  • Australian Embassy in Fiji for their prompt visa issue
  • Mr.Mel Mezzio – Qantas ground staff Manager for all his support in conducting immediate clearance for passenger regulations for both arrival and departure for little Wajihah
  • My special thanks to my 2 boys for understanding our commitments and supporting us in getting this "Road To Recovery" journey for little Wajihah find a most memorable ending.

Little David has a footprint: another success

UPDATE: 21/12/009

It was today when I was able to bring little Wajihah for treatment, thus giving her a second chance in life. I am very thankful of ROMAC and Dr. Harvey’s Team of Surgeons in making my mission complete. My two boys and my wonderful husband had been working very hard towards this contribution and I am very thankful to them.

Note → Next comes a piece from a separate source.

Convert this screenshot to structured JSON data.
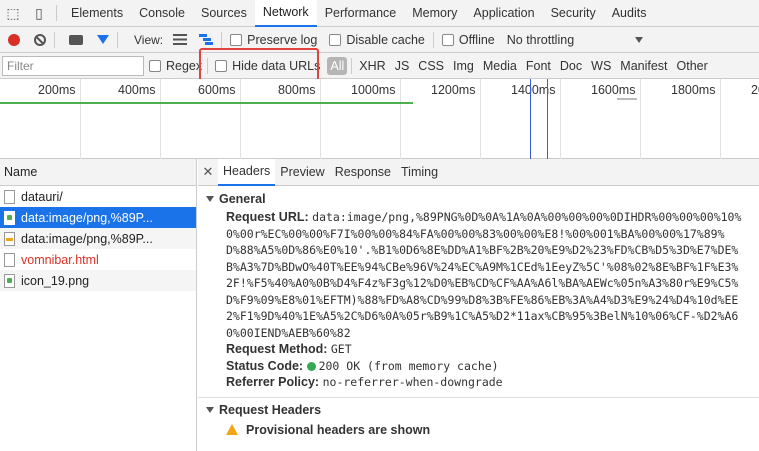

I remember the out cry of Wajihah’s parents and her entire family in Fiji last year trying to reach the light in the tunnel. I am sure that there are other families in the same situation and their voices are unheard of. I would like to see other mothers whose arms are filled with joy, therefore, I would like to see people give from the bottom of their hearts to save many more Wajihahs in this world. Every Sunday I see so many rotarians give up their precious time to come at the Markets to raise money for charity just to see more tears wiped off. I also urge my people, here and all around to do the same and learn to give and see the needy is helped before ourselves.

story:http://www.fijitimes.com/story.aspx?id=161708